From the Black Power Salute to Colin Kaepernick: What's changed?

(CNN)They stood united on the Olympic podium, heads bowed, black-gloved fists raised in the Black Power salute while the "The Star Spangled Banner" rang out to honor athletic achievement.

Beautiful Protest

Beautiful Protest

This month marks fifty years since the 1968 Mexico Games, most often recalled for the athlete protests they spotlighted as part of that year’s global turbulence. But while popular memory focuses upon the Olympians and professionals whose actions, rhetoric, and examples helped draw attention to injustices, what about the athletes they inspired?

Spreading the Basketball Gospel

Spreading the Basketball Gospel

Basketball is often overlooked as one of the world's major sports; but the fact that so many other countries on all of the continents play their own brand of the game gives pause to those who think that global hoops is only NBA. It's not, and there's a very rich history still waiting to be mined.

The Cleveland Cabdriver's Son Who Sowed the Seeds for a Hoops Revolution

The Cleveland Cabdriver's Son Who Sowed the Seeds for a Hoops Revolution

One of my favorite stories in my work on the evolution of French basketball, transatlantic hoops influences, and the globalization of the game is that of Martin Feinberg and the alumni of Paris Université Club's two U.S. tours in 1955-56 and 1962.

Now, the origins of that story is available via The Athletic.

France's 2018 "World Cup Bump"

France's 2018 "World Cup Bump"

"Tonight, I want us to be remembered by all the French people who are watching," France's Paul Pogba urged his teammates, "by their children, their grandchildren and their great grandchildren, too."

The stirring locker room pep talk before the recent World Cup final served as a rallying cry for Les Bleus'4-2 win over Croatia, a victory that won more than just a second star for their collection.

The nationwide celebration unleashed that night capped more than two months of speculation over France's fate in Russia and the inevitable comparisons to the nation's 1998 World Cup-winning team.
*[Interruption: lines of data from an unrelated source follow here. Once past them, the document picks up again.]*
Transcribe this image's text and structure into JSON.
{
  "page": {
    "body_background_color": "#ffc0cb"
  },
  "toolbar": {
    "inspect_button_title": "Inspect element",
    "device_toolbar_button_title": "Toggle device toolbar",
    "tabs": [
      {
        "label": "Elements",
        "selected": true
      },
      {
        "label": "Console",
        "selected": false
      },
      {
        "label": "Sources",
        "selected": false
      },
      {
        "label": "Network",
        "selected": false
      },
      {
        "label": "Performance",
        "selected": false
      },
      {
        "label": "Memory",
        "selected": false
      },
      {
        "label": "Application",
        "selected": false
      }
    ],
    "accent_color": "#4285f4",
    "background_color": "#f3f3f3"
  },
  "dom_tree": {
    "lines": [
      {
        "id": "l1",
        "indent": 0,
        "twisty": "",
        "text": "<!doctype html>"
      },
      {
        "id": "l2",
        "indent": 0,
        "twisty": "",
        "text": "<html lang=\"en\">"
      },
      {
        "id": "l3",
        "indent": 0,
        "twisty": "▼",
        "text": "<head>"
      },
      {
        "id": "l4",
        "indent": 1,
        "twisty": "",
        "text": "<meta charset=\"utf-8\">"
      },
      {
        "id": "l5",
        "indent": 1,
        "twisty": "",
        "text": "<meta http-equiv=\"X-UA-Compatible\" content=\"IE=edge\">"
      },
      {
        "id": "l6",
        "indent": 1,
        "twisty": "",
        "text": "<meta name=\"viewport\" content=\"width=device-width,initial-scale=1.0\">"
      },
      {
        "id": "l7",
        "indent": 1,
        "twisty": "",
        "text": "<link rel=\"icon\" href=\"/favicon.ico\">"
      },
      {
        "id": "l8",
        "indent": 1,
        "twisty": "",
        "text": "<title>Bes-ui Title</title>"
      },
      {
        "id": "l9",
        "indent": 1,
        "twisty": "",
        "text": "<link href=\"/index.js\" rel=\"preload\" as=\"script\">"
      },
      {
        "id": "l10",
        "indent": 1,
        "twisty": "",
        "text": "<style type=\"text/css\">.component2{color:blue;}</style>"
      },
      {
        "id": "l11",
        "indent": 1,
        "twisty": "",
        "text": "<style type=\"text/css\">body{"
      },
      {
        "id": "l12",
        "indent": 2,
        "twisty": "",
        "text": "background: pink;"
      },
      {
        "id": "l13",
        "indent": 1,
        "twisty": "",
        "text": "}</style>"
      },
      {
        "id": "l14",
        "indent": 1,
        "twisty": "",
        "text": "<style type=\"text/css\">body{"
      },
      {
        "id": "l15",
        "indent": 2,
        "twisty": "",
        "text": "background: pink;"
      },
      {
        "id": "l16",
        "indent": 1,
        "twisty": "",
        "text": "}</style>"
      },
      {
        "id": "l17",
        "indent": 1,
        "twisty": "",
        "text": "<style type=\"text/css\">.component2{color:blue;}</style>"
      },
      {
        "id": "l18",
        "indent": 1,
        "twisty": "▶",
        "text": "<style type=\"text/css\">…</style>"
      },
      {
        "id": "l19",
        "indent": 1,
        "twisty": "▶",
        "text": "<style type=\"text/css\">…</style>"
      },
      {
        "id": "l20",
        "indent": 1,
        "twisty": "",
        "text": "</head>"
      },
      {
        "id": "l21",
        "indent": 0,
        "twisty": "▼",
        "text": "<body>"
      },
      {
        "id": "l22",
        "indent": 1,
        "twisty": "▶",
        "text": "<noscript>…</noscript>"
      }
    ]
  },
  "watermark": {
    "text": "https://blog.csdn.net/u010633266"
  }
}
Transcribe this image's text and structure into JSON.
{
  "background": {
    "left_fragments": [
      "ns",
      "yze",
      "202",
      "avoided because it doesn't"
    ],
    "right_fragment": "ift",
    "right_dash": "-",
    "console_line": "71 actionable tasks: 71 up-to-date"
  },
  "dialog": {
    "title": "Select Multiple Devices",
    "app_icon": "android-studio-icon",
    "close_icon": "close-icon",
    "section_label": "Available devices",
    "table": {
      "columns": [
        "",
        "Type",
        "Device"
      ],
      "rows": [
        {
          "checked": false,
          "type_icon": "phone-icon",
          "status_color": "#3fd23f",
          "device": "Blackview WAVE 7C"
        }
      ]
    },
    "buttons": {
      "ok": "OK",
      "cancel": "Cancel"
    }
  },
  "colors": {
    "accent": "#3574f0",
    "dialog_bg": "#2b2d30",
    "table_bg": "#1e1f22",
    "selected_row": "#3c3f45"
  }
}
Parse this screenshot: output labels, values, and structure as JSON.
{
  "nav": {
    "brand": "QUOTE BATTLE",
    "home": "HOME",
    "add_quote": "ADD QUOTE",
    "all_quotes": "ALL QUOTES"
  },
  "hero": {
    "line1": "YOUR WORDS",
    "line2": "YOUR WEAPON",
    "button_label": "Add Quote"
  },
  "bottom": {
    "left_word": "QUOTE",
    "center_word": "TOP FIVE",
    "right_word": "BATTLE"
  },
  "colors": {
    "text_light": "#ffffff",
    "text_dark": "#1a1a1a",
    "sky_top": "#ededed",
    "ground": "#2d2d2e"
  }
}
But following the July 16 victory parade and ceremonies, the French Football Federation (FFF) reminded people that, "after Russia, the next one is at our [house]."

Soccer players and NBA players are helping to spread the gospel of each others’ sports with their mutual admiration society

Soccer players and NBA players are helping to spread the gospel of each others’ sports with their mutual admiration society

After​ France​ won​ the World​ Cup,​ Les​ Bleus fans, including some​ of​ the​ country’s​ NBA players congratulated​ the​​ new champions on social media. The Charlotte Hornets’ Nicolas Batum, whose Twitter match commentary tracked the final’s ups and downs, chirped his solidarity and shared images of celebrations in Paris, from the Champs Élysées to the Tour Eiffel. Timothé Luwawu-Cabarrot, recently traded from Philadelphia to Oklahoma City, photographed his support and joy, while the Knicks’ “French Prince,” Frank Ntilikina, starred in the team’s gleeful World Cup tributes.